───── DATA SHOWN ─────

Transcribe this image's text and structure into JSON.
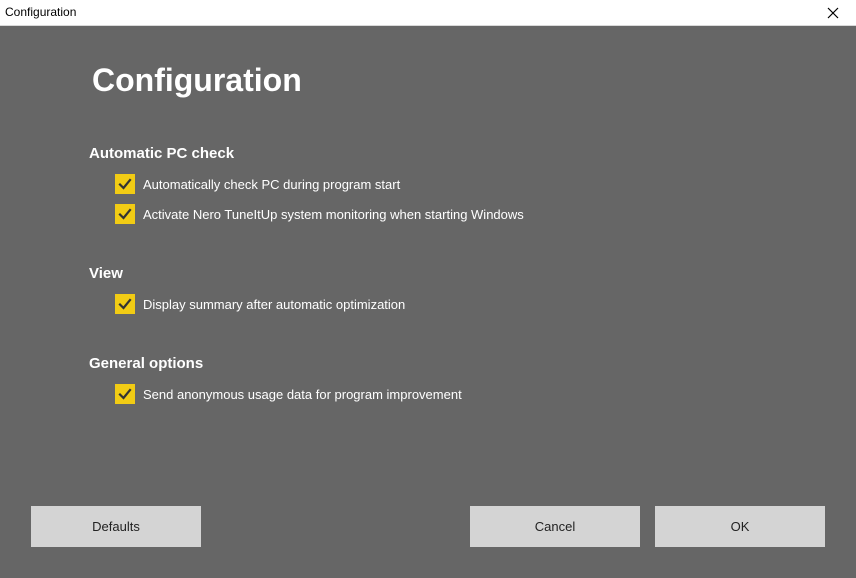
{
  "window": {
    "title": "Configuration"
  },
  "heading": "Configuration",
  "sections": [
    {
      "title": "Automatic PC check",
      "options": [
        {
          "label": "Automatically check PC during program start",
          "checked": true
        },
        {
          "label": "Activate Nero TuneItUp system monitoring when starting Windows",
          "checked": true
        }
      ]
    },
    {
      "title": "View",
      "options": [
        {
          "label": "Display summary after automatic optimization",
          "checked": true
        }
      ]
    },
    {
      "title": "General options",
      "options": [
        {
          "label": "Send anonymous usage data for program improvement",
          "checked": true
        }
      ]
    }
  ],
  "buttons": {
    "defaults": "Defaults",
    "cancel": "Cancel",
    "ok": "OK"
  },
  "colors": {
    "background": "#666666",
    "checkbox_accent": "#f2cc14",
    "button_bg": "#d4d4d4"
  }
}
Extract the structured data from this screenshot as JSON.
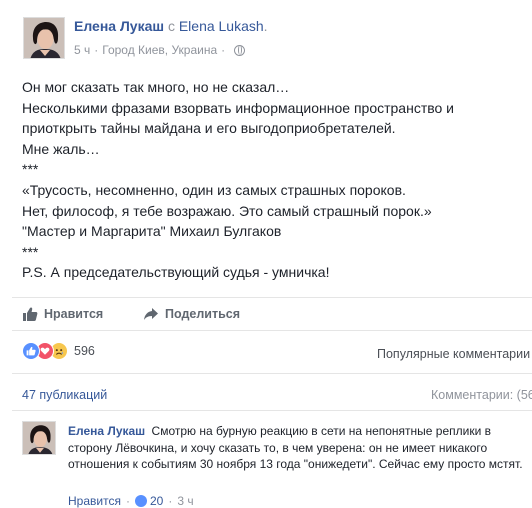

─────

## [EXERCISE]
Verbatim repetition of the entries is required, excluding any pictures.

## [OUTPUT FOR THIS EXERCISE]
Transcribe this image's text and structure into JSON.
{
  "window": {
    "title": "Configuration"
  },
  "heading": "Configuration",
  "sections": [
    {
      "title": "Automatic PC check",
      "options": [
        {
          "label": "Automatically check PC during program start",
          "checked": true
        },
        {
          "label": "Activate Nero TuneItUp system monitoring when starting Windows",
          "checked": true
        }
      ]
    },
    {
      "title": "View",
      "options": [
        {
          "label": "Display summary after automatic optimization",
          "checked": true
        }
      ]
    },
    {
      "title": "General options",
      "options": [
        {
          "label": "Send anonymous usage data for program improvement",
          "checked": true
        }
      ]
    }
  ],
  "buttons": {
    "defaults": "Defaults",
    "cancel": "Cancel",
    "ok": "OK"
  },
  "colors": {
    "background": "#666666",
    "checkbox_accent": "#f2cc14",
    "button_bg": "#d4d4d4"
  }
}
Extract the structured data from this screenshot as JSON.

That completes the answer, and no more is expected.